“Anybody who has survived his childhood has enough information about life to last him the rest of his days.”
— Flannery O’Connor
All weekend I have been battling with my writing class assignment. The result has been that not one word has been written. It promises to be a very intense piece of work (visceral is the word the instructor used) and I am likely going to have to work it and re-work it. So far I have been writing light works for my blogs, little bites of my day. It has been a forward-looking journey charting a new course through lands hitherto unknown and filled with optimism.
Not so my writing class homework. This promises to be a visit to the murky swamps of my memories. And I admit it freely here – I am intimidated. The assignment for this week is that I take a childhood memory and re-write it in the voice of my childhood. Three pages.
Writing about the past is something I have never practiced. Not about my past anyway. I don’t mind brief visits to other people’s ponds. But much like I don’t like the idea of going to a psychologist to dig through the silt and make a new decision on what happened in the past I have a strong resistance to sifting through on my own for sources of fiction.
You would swear I had skeletons in my closet!
A big part of what scares me is the burden of protecting the people in my life from the magnifying glass. It scares me to have to examine each character closely and make a decision on them. It scares me to show the decision I have made to them. They lived in my life un-rehearsed, un-varnished and would never have guessed when I was growing up alongside them that one day I would open my veins and bleed out my secrets, which are shared secrets and therefore their secrets, through a pen. The rye words exchanged, the events we pushed into the past in order to still be able to relate today, the wrongs we have worked hard to forget and survive.
I struggled to identify a childhood memory that wasn’t in some way tainted by one of these secrets. The drama that belonged to the adults affected how we children would be allowed to relate – where we went, who came over, what could and could not be discussed with whom. In the end I found some untainted memories in our neighbourhood, things shared with my brother and our friends, but most of them I had to really fight through the mire to get to.

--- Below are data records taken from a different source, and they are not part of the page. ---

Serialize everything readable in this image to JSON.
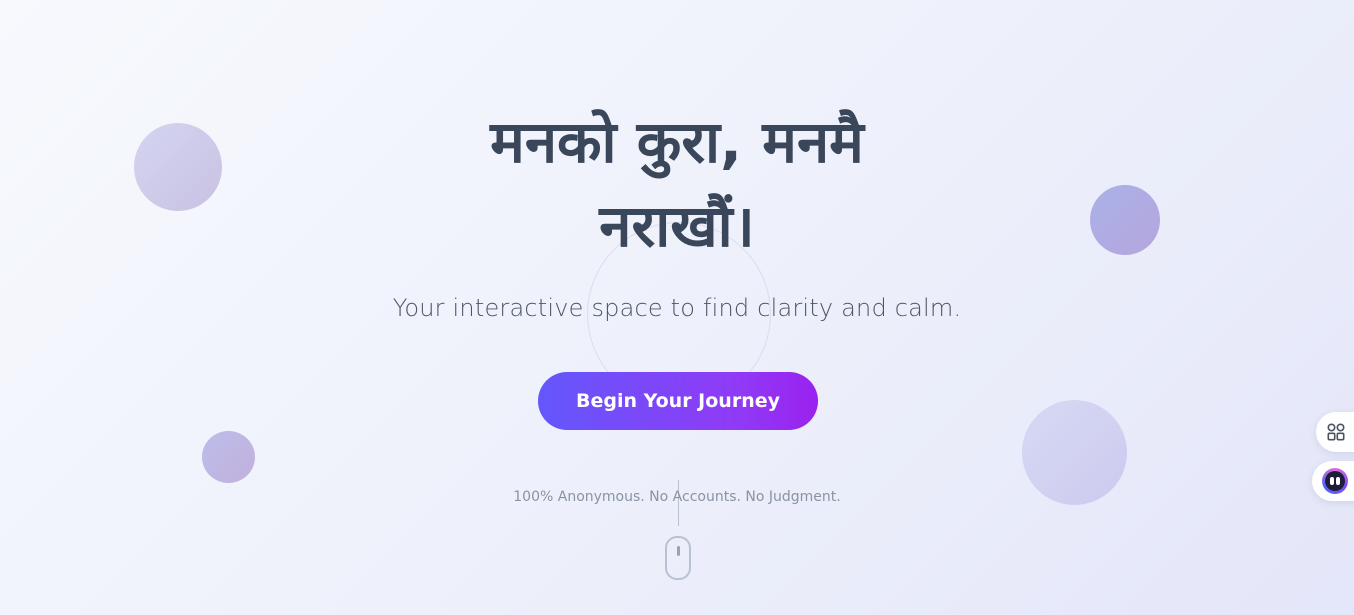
{
  "hero": {
    "title": "मनको कुरा, मनमै नराखौं।",
    "subtitle": "Your interactive space to find clarity and calm.",
    "cta_label": "Begin Your Journey",
    "note": "100% Anonymous. No Accounts. No Judgment."
  },
  "floating_actions": {
    "apps_icon": "grid-icon",
    "assistant_icon": "assistant-face-icon"
  },
  "colors": {
    "title": "#3a4659",
    "cta_gradient_start": "#6457fb",
    "cta_gradient_end": "#9a22ef",
    "background": "#eef1fb"
  }
}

Without even beginning to write I see how enormous an impression adults leave on children. A theme for the story of my life. The fears and the fierce love of our protectors and the way they fought for us or over us during the days of our childhood – the prickly hedge that kept us sheltered from the world.
Having already admitted to my commitment phobia, I am going to apply my own advice to this problem. I have a problem – I am terrified of writing for this class. My goal is to complete every assignment from the heart for this class. And you, the reader of my blog, I ask to hold me accountable. If by Friday each week for the next five weeks I haven’t mentioned it, this means I am avoiding it. Please kick my rear into gear.